Whenever I perform at Hogan’s Pub in Clarkston, (usually w/ Scott Cargill & 7 Devils) Puck requests my 12-year old break-up song “Better Off Without You.” I wrote it a dozen years ago — a paradox of anger & levity — and it got me through a difficult time. (It was cheekily deemed “the greatest break-up song ever” by a Eugene Weekly writer.) Here is a version from my former “Alternative Rock” incarnation (from Pollyanna Loves Cassandra):
The song seems to have helped my friend see the hard times through. That is the best news a songwriter can get.
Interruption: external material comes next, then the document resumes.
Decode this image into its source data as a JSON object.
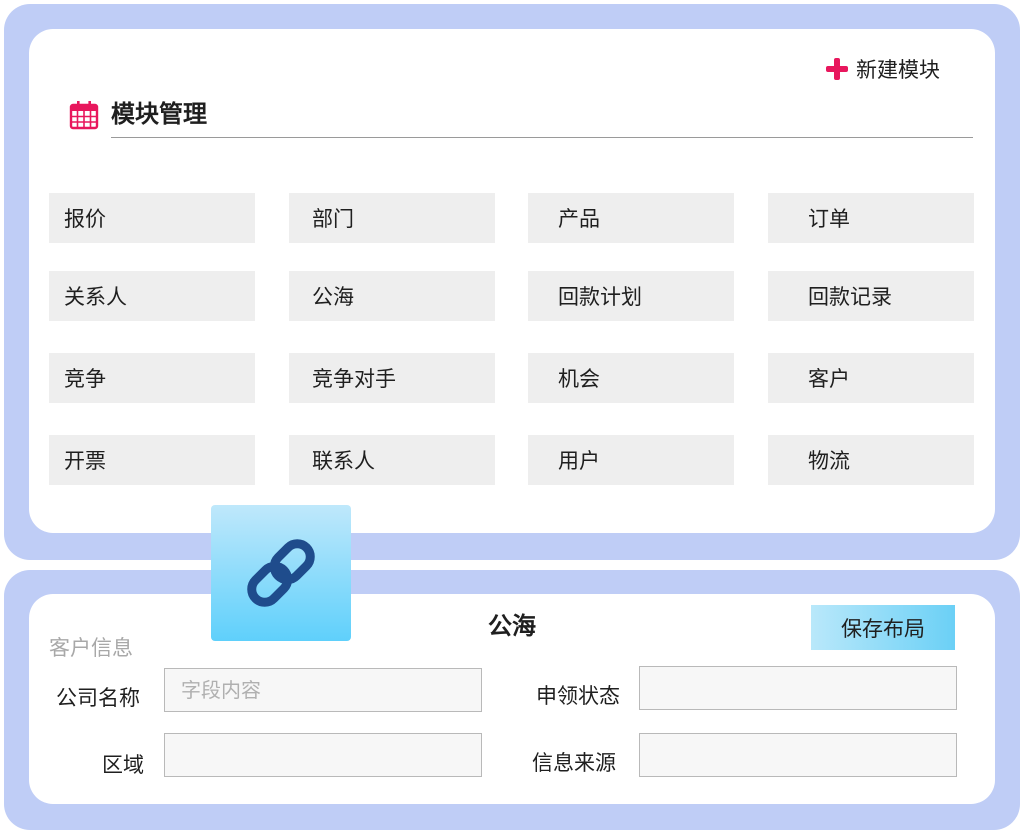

And, even better, Puck paid it forward by writing a similarly-themed tune “Better Off.” He graciously allows me to repost his video here:
As much as we performing/recording artists strive to get good reviews from the press, nothing gratifies like finding out that a fellow human being has been emotionally affected by the work we do. And even better, that someone would be inspired to put their own creativity to work and keep the collective torch burning.
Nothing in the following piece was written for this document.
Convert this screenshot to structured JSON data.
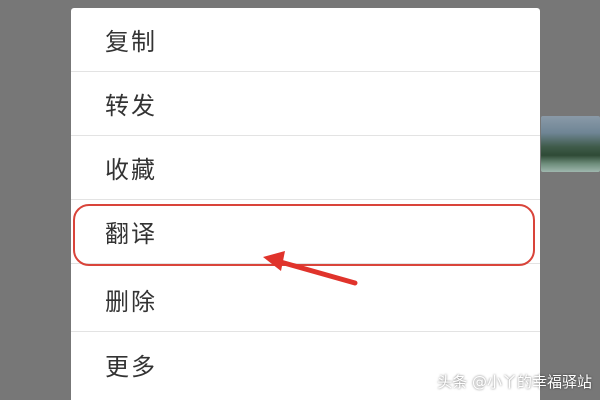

Artists work for real human beings, not just Entertainment Biz entities.
Thank you, Puck. Keep up the good work. See you in April to celebrate happier times.
Here is the live acoustic version from the 2001 A Stealthy Portion, featuring Elisabeth Babcock on cello. (It was selected for Michelle Malone’s compilation of independent artists):
So, I did a Soundcloud search for myself, to see how my cloud was coming up. It didn’t. Jess Elaine Edwards’ cloud came up. That’s odd, I thought. Who is Jess Elaine Edwards?
Upon closer look, I see my song–a lullaby called “When I Am King.”
Ah yes, I remember. From the Plug-Pulled Pollyanna Sessions (circa 2000). It was the first aborted attempt to record Pollyanna Loves Cassandra at Supernatural Sound in Oregon City. It was going to be my most ambitious project to date, recorded in one of the best studios I’d ever seen in my life. Alas, we were too raw as a lineup. After laying down basic tracks for nearly half the album, producer Mike Davis said, “I don’t get the feeling we’re making a good album here.”
So we pulled the plug. And we hit road to sharpen up (revisting the gargantuan project in 2002). We did, however, get a nice demo of this particular song, with the help of Isaac Szymanczyk on keys, and a budding teenage diva named Jessica Lageson.
“When I am King” is favorite amongst Shipe fans. But I rarely perform it. When I double-bill with a fine female singer, I try to rope her into doing a duet with me: Shannon Curtis or Jessica Plotkin (who plays viola on the official recorded version).
As lovely as this song can be, I don’t feel that I’ve gotten it right yet. The official recorded version, on Cassandra, features Stephanie Schneiderman. You can listen here and compare the two versions.
I’d love to hear this song given a complete makeover by some hitmaking machine–pop, country, or R & B.